• _Work to be completed_
Please write out each entry exactly as it appears.

• _Task inputs_

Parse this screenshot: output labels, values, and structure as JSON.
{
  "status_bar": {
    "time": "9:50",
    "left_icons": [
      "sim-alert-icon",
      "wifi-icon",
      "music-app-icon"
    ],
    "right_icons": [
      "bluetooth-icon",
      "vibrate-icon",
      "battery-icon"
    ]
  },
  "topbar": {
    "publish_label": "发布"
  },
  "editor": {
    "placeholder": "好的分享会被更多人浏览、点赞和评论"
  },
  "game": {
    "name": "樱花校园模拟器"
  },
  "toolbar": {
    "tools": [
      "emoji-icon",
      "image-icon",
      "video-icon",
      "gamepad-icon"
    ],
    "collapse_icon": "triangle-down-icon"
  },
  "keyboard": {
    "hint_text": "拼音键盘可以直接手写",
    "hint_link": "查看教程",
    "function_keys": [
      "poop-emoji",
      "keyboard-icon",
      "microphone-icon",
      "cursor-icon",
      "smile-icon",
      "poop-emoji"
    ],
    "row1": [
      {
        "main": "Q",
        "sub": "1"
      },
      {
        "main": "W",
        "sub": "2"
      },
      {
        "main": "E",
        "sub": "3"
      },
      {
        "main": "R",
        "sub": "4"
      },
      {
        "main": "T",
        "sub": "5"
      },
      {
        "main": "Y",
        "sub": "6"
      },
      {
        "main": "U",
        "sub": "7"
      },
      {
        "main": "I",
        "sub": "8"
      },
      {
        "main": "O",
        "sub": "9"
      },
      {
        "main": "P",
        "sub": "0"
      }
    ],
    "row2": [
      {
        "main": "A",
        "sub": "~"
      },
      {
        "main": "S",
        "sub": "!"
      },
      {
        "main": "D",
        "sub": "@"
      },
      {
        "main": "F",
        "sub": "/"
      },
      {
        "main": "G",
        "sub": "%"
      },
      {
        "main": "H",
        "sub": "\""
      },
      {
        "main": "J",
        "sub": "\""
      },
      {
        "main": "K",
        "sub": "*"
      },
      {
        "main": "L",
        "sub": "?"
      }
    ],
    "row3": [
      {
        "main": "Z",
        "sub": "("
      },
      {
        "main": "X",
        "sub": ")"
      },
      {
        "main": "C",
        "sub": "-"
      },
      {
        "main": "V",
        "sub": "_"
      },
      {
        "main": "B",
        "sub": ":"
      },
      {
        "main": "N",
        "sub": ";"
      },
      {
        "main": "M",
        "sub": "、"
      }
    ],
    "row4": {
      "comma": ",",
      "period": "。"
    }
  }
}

• _Result of the task_
Parse this screenshot: output labels, values, and structure as JSON.
{
  "status_bar": {
    "time": "9:50",
    "left_icons": [
      "sim-alert-icon",
      "wifi-icon",
      "music-app-icon"
    ],
    "right_icons": [
      "bluetooth-icon",
      "vibrate-icon",
      "battery-icon"
    ]
  },
  "topbar": {
    "publish_label": "发布"
  },
  "editor": {
    "placeholder": "好的分享会被更多人浏览、点赞和评论"
  },
  "game": {
    "name": "樱花校园模拟器"
  },
  "toolbar": {
    "tools": [
      "emoji-icon",
      "image-icon",
      "video-icon",
      "gamepad-icon"
    ],
    "collapse_icon": "triangle-down-icon"
  },
  "keyboard": {
    "hint_text": "拼音键盘可以直接手写",
    "hint_link": "查看教程",
    "function_keys": [
      "poop-emoji",
      "keyboard-icon",
      "microphone-icon",
      "cursor-icon",
      "smile-icon",
      "poop-emoji"
    ],
    "row1": [
      {
        "main": "Q",
        "sub": "1"
      },
      {
        "main": "W",
        "sub": "2"
      },
      {
        "main": "E",
        "sub": "3"
      },
      {
        "main": "R",
        "sub": "4"
      },
      {
        "main": "T",
        "sub": "5"
      },
      {
        "main": "Y",
        "sub": "6"
      },
      {
        "main": "U",
        "sub": "7"
      },
      {
        "main": "I",
        "sub": "8"
      },
      {
        "main": "O",
        "sub": "9"
      },
      {
        "main": "P",
        "sub": "0"
      }
    ],
    "row2": [
      {
        "main": "A",
        "sub": "~"
      },
      {
        "main": "S",
        "sub": "!"
      },
      {
        "main": "D",
        "sub": "@"
      },
      {
        "main": "F",
        "sub": "/"
      },
      {
        "main": "G",
        "sub": "%"
      },
      {
        "main": "H",
        "sub": "\""
      },
      {
        "main": "J",
        "sub": "\""
      },
      {
        "main": "K",
        "sub": "*"
      },
      {
        "main": "L",
        "sub": "?"
      }
    ],
    "row3": [
      {
        "main": "Z",
        "sub": "("
      },
      {
        "main": "X",
        "sub": ")"
      },
      {
        "main": "C",
        "sub": "-"
      },
      {
        "main": "V",
        "sub": "_"
      },
      {
        "main": "B",
        "sub": ":"
      },
      {
        "main": "N",
        "sub": ";"
      },
      {
        "main": "M",
        "sub": "、"
      }
    ],
    "row4": {
      "comma": ",",
      "period": "。"
    }
  }
}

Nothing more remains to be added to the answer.